February 17, 2009, News 12 at 6 o'clock
AUGUSTA, Ga.--- We watched them break ground and then we watched the construction of concrete and steel rise out of the ground. Tuesday, University Hospital cut the ribbon on it's brand new Heart and Vascular Institute. It features four stories of cutting edge medical technology and a reminder of just how far they have come over the years.
Bernie Thomas is one of the first patients to see the new building from the inside. He had an old brochure, yellowing from age, in his room. On it, a picture of a nurse, dressed in all white, standing by the equipment of the day. 1950's technology. It's what the state of the art in critical care used to look like at University Hospital. But if the 1950's era nurse walked out of the past and into this room, she wouldn't believe her eyes.
Bernie is very impressed by his modern surroundings.
"It's been really good. I haven't seen much of the building."
You'll have to forgive Bernie for not getting out more. He's recovering from some serious surgery. But he's not a heart patient.

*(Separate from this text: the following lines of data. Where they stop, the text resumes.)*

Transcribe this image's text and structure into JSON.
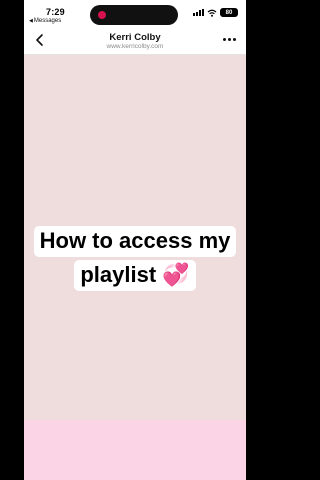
{
  "status_bar": {
    "time": "7:29",
    "back_app": "Messages",
    "battery": "80"
  },
  "nav": {
    "title": "Kerri Colby",
    "url": "www.kerricolby.com"
  },
  "caption": {
    "line1": "How to access my",
    "line2": "playlist 💞"
  },
  "colors": {
    "content_bg": "#efdcdd",
    "footer_bg": "#fbd4e5",
    "island_dot": "#d6124e"
  },
  "icons": [
    "back-chevron-icon",
    "more-icon",
    "signal-icon",
    "wifi-icon",
    "battery-icon"
  ]
}
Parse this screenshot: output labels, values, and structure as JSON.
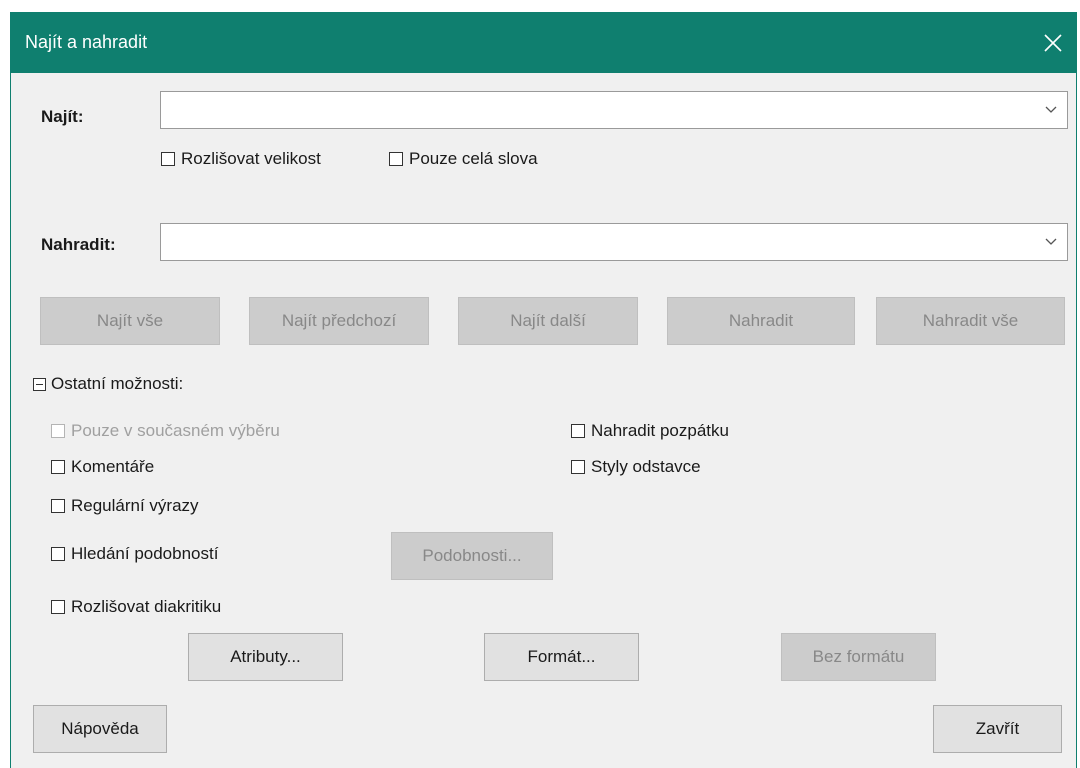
{
  "window": {
    "title": "Najít a nahradit"
  },
  "find": {
    "label": "Najít:",
    "value": "",
    "match_case": "Rozlišovat velikost",
    "whole_words": "Pouze celá slova"
  },
  "replace": {
    "label": "Nahradit:",
    "value": ""
  },
  "buttons": {
    "find_all": "Najít vše",
    "find_prev": "Najít předchozí",
    "find_next": "Najít další",
    "replace": "Nahradit",
    "replace_all": "Nahradit vše"
  },
  "other": {
    "label": "Ostatní možnosti:",
    "only_selection": "Pouze v současném výběru",
    "replace_backwards": "Nahradit pozpátku",
    "comments": "Komentáře",
    "paragraph_styles": "Styly odstavce",
    "regex": "Regulární výrazy",
    "similarity": "Hledání podobností",
    "similarity_button": "Podobnosti...",
    "diacritics": "Rozlišovat diakritiku",
    "attributes": "Atributy...",
    "format": "Formát...",
    "no_format": "Bez formátu"
  },
  "footer": {
    "help": "Nápověda",
    "close": "Zavřít"
  },
  "colors": {
    "titlebar": "#0f7f6f",
    "dialog_bg": "#f0f0f0"
  }
}
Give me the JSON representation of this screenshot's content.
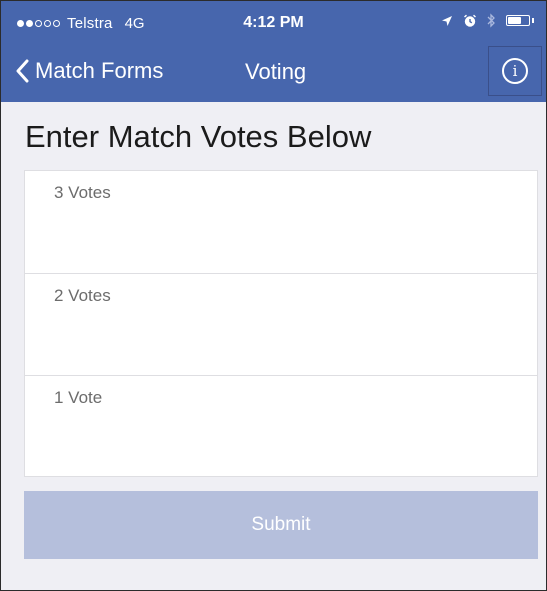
{
  "status_bar": {
    "carrier": "Telstra",
    "network": "4G",
    "time": "4:12 PM"
  },
  "navbar": {
    "back_label": "Match Forms",
    "title": "Voting",
    "info_label": "i"
  },
  "heading": "Enter Match Votes Below",
  "fields": [
    {
      "placeholder": "3 Votes",
      "value": ""
    },
    {
      "placeholder": "2 Votes",
      "value": ""
    },
    {
      "placeholder": "1 Vote",
      "value": ""
    }
  ],
  "submit_label": "Submit",
  "colors": {
    "nav_blue": "#4766ad",
    "submit_disabled": "#b5bfdc",
    "background": "#efeff4"
  }
}
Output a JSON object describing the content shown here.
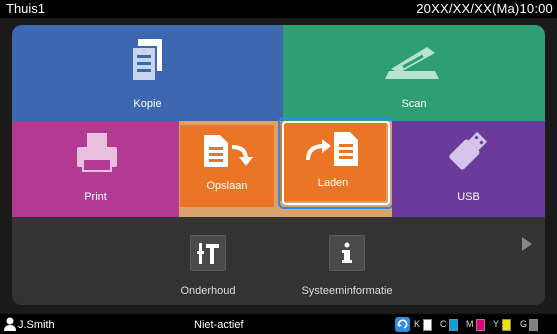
{
  "header": {
    "title": "Thuis1",
    "datetime": "20XX/XX/XX(Ma)10:00"
  },
  "tiles": {
    "kopie": {
      "label": "Kopie",
      "icon": "copy-document-icon"
    },
    "scan": {
      "label": "Scan",
      "icon": "scanner-icon"
    },
    "print": {
      "label": "Print",
      "icon": "printer-icon"
    },
    "opslaan": {
      "label": "Opslaan",
      "icon": "save-document-icon"
    },
    "laden": {
      "label": "Laden",
      "icon": "load-document-icon",
      "selected": true
    },
    "usb": {
      "label": "USB",
      "icon": "usb-icon"
    }
  },
  "bottom": {
    "onderhoud": {
      "label": "Onderhoud",
      "icon": "tools-icon"
    },
    "systeeminformatie": {
      "label": "Systeeminformatie",
      "icon": "info-icon"
    },
    "next_icon": "next-page-arrow-icon"
  },
  "status": {
    "user": "J.Smith",
    "state": "Niet-actief",
    "inks": [
      {
        "label": "K",
        "color": "#000000"
      },
      {
        "label": "C",
        "color": "#00a0e0"
      },
      {
        "label": "M",
        "color": "#e0007a"
      },
      {
        "label": "Y",
        "color": "#f5e100"
      },
      {
        "label": "G",
        "color": "#808080"
      }
    ]
  },
  "colors": {
    "kopie": "#3d67ae",
    "scan": "#2e9e73",
    "print": "#b23a92",
    "usb": "#6a3b9a",
    "opslaan": "#ea7524",
    "laden": "#ea7524",
    "selection": "#2f8ce6"
  }
}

"I wondered why I was here when I first got here 'cause I didn't have what I would consider cardiovascular surgery, which I consider heart surgery. I had cancer, esophageal cancer."
Doctors actually removed part of his esophagus and reattached it to his stomach. But when it comes to recovery, its very similar to cardiovascular surgery.
Doctor Mac Bowman is a long time Augusta cardiologist who is happy to see this building and this day finally come. He says one of the biggest changes may be in Bernie's own room.
"These rooms are designed in a way they can be fashioned into an ICU room so that the patient is not moved, his or her family is not moved," Dr. Bowman said.
That's right, if you need to be in intensive care for a day or two, your room changes into an I.C.U. There's more room for family to stay there too. After all, they play a big role in recovery.
According to Doctor Bowman, "Family members can be there, essentially continuously, to assist, support and motivate healing."
And out in the hallway- there's something else you should see. Flat screens on every wall, giving nurses passing by a quick snapshot of every room on the wing. Technology everywhere. Monitoring patients who just want to get well and go home.
"Well, I'd rather not be, but if I have to be a patient someplace," Bernie says, "this has been a good experience, it has."
It's all a far cry from the way we used to do critical care. That University nurse from the 50's might not recognize the room or the equipment. But that nurse, Blanche Thomas would certainly recognize her own son, Bernie. He's now a critical care patient using technology that might amaze his mother.
The new Heart and Vascular Institute sits on the back corner of the University property next to the Emergency Room. And there's plenty of parking.